(Items from an interface collection)
· · · · · · ·
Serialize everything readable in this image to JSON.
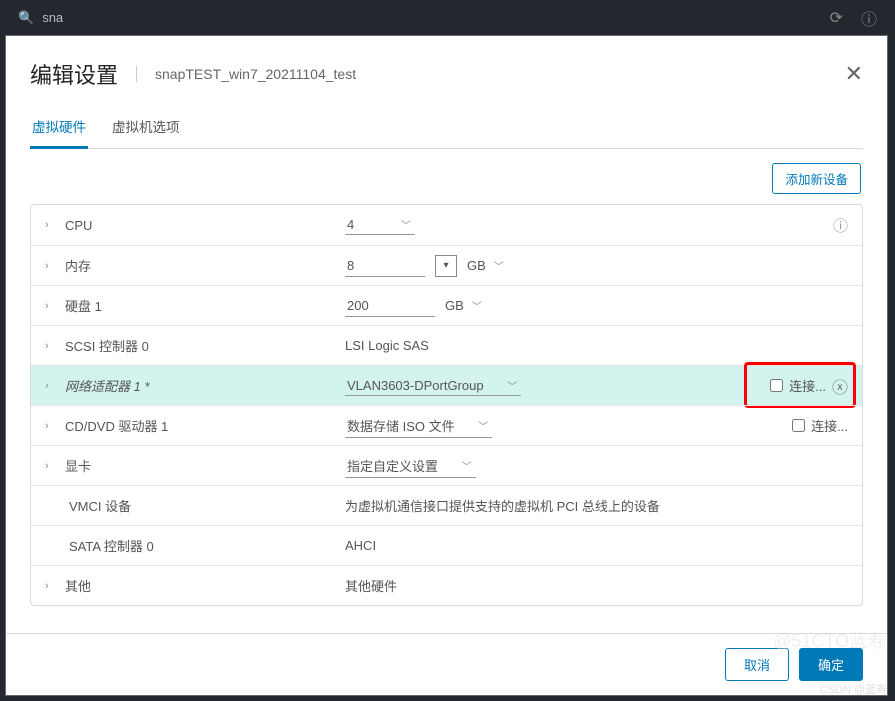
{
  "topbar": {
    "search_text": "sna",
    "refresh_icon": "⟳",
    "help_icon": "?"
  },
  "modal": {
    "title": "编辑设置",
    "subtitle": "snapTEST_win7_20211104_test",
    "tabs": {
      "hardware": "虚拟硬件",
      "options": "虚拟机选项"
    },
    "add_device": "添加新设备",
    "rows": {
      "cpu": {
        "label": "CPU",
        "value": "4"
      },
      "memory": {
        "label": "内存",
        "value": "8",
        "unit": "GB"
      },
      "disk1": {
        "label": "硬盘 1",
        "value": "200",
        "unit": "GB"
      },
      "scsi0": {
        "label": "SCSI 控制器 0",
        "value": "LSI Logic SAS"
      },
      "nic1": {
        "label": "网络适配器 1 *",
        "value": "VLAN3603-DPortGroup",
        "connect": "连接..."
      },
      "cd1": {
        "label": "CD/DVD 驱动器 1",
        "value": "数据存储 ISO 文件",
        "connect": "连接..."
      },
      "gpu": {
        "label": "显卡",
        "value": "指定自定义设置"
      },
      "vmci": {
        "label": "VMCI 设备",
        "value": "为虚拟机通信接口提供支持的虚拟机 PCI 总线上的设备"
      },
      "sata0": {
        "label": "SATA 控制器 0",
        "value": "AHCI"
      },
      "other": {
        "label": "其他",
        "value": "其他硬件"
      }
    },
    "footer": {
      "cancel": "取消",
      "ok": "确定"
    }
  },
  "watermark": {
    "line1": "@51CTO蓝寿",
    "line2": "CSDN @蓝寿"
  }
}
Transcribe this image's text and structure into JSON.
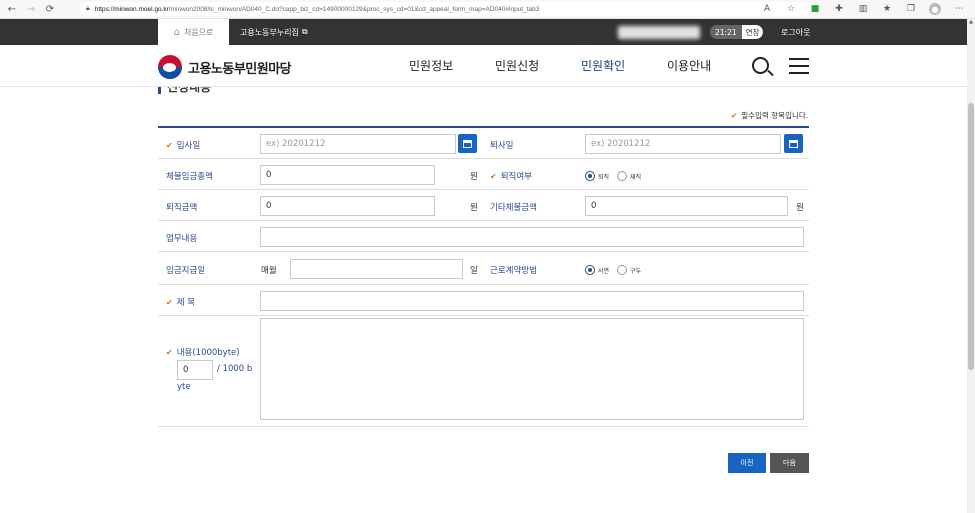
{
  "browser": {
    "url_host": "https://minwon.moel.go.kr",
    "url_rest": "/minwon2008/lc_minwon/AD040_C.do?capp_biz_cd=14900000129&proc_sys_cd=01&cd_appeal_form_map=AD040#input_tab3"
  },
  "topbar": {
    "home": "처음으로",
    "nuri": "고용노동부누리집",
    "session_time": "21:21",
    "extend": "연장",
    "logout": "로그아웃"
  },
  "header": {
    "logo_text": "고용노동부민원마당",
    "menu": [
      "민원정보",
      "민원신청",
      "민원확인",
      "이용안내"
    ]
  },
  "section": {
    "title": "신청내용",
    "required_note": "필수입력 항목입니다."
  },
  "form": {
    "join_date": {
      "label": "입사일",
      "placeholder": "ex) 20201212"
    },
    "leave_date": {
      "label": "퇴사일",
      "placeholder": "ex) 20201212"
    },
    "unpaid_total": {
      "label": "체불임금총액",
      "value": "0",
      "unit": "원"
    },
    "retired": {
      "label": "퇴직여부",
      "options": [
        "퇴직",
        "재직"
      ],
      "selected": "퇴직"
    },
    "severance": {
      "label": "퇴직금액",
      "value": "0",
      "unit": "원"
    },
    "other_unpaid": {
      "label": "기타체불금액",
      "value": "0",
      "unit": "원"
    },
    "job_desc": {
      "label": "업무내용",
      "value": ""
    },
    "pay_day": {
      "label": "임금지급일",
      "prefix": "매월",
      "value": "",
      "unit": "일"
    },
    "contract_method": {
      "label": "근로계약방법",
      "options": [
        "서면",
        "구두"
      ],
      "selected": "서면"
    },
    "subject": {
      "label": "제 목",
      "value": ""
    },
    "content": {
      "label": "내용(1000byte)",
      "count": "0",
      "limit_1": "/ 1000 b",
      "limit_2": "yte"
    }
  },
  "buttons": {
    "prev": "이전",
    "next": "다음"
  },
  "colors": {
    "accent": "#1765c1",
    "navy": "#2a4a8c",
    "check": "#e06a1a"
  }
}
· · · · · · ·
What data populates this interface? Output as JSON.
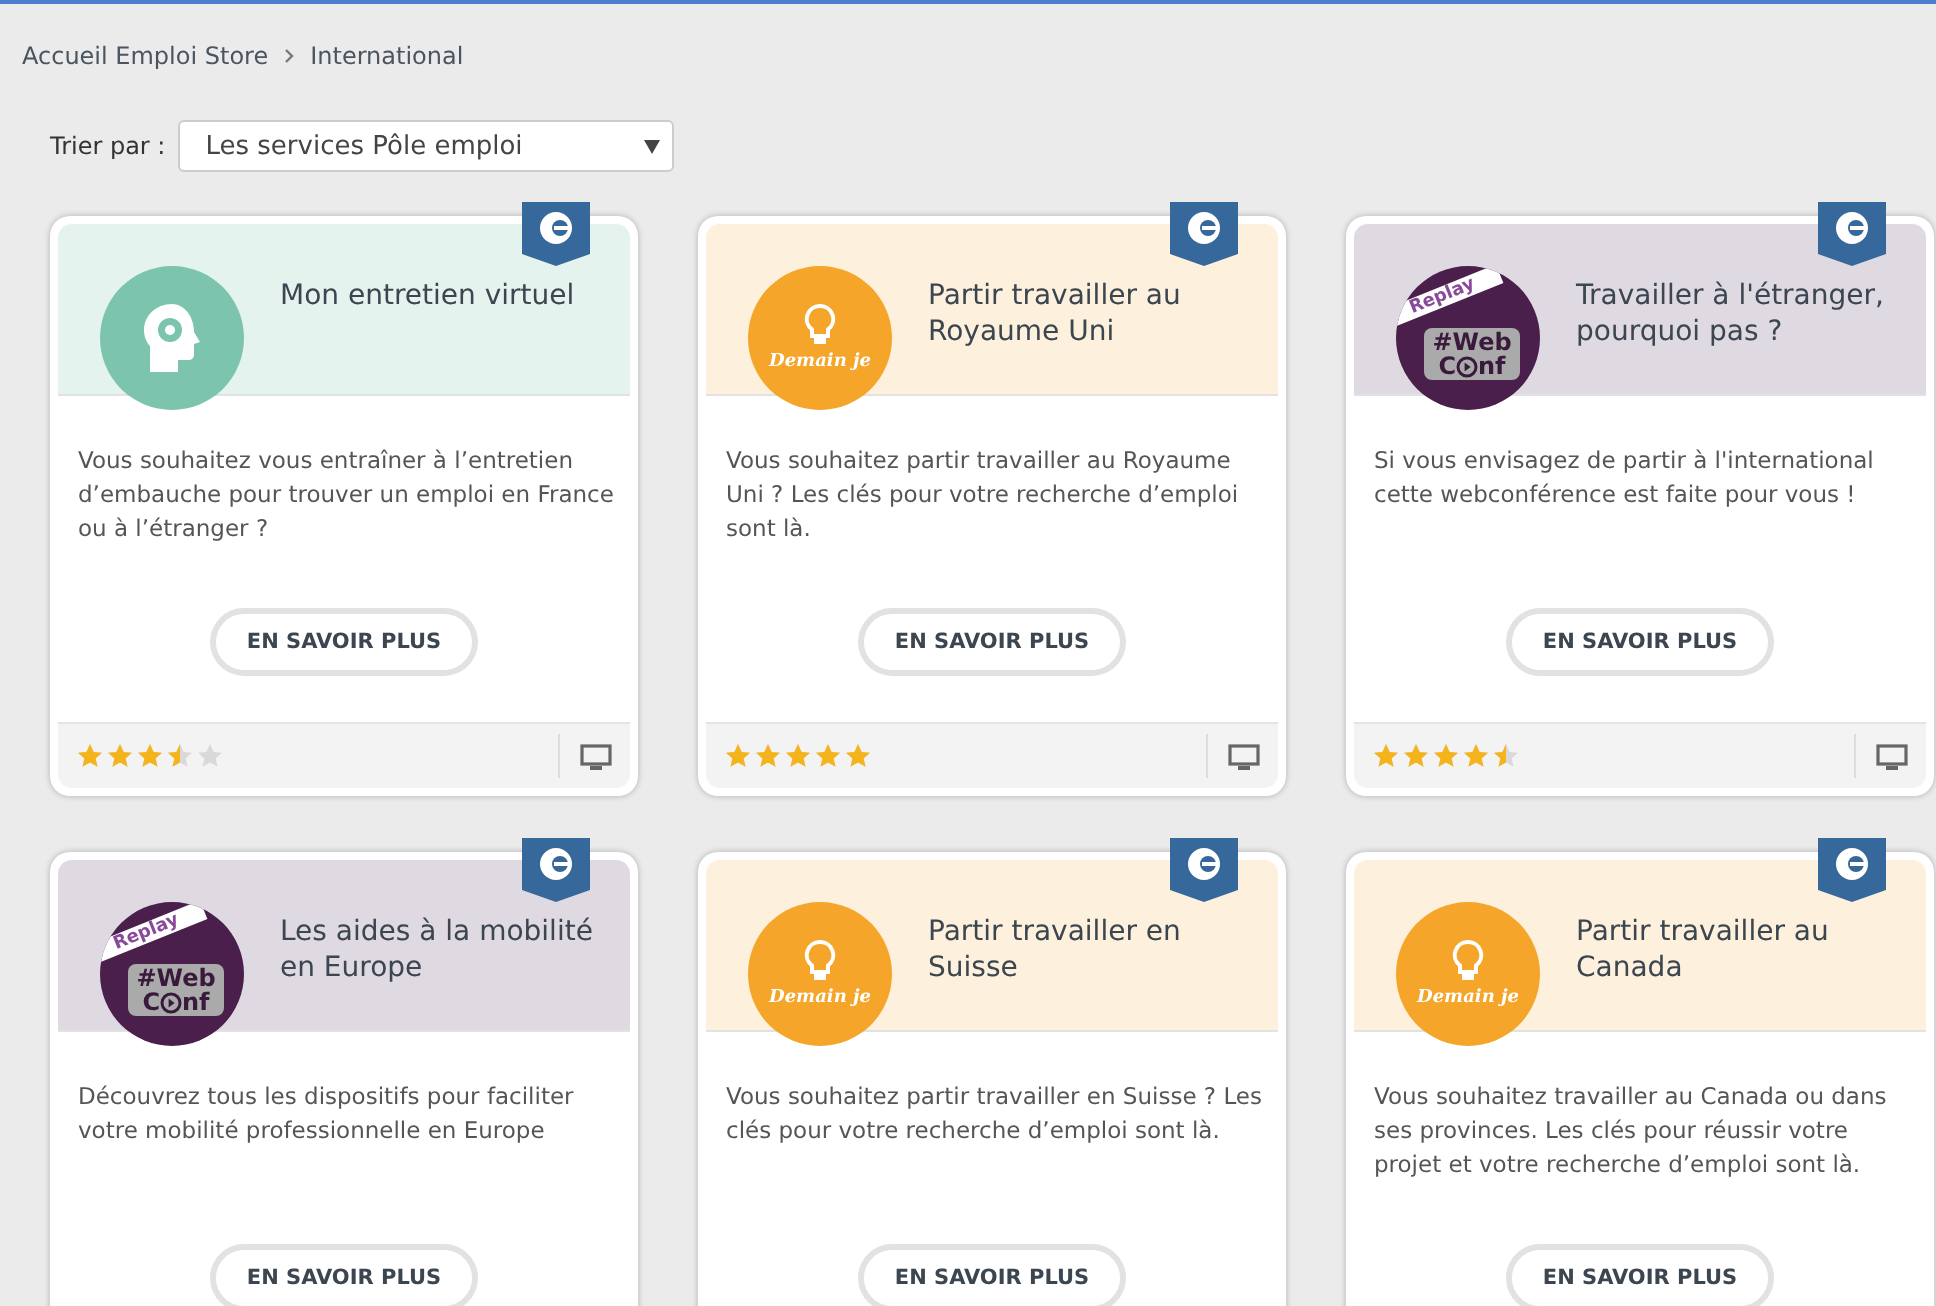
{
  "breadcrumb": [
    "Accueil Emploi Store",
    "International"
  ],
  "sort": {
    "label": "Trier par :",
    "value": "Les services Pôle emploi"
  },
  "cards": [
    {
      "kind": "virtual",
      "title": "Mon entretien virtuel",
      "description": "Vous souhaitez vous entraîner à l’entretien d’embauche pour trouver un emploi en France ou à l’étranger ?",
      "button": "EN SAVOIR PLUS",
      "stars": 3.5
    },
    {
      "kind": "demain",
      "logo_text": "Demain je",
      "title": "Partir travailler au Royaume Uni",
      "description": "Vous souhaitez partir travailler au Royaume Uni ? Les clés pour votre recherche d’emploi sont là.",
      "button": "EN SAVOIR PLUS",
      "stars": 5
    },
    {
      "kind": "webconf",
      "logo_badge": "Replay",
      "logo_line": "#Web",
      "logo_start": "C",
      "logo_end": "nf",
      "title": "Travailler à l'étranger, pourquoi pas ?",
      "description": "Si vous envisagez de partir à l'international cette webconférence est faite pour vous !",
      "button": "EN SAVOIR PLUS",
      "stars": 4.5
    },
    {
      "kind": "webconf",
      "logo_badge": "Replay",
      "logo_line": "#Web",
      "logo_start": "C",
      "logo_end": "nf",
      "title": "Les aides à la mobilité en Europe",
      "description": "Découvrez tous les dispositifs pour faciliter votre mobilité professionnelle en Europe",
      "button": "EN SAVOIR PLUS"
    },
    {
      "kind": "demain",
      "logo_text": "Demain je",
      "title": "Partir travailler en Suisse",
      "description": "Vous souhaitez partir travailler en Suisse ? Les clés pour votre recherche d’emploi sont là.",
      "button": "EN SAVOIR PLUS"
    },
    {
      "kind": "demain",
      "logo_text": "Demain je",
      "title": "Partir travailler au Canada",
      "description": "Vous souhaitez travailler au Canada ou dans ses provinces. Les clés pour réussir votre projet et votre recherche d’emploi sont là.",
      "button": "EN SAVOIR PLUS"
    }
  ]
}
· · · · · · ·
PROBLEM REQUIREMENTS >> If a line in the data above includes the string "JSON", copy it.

ANSWER BELOW >>
Serialize everything readable in this image to JSON.
Transcribe this image's text and structure into JSON.
What data populates this interface? Output as JSON.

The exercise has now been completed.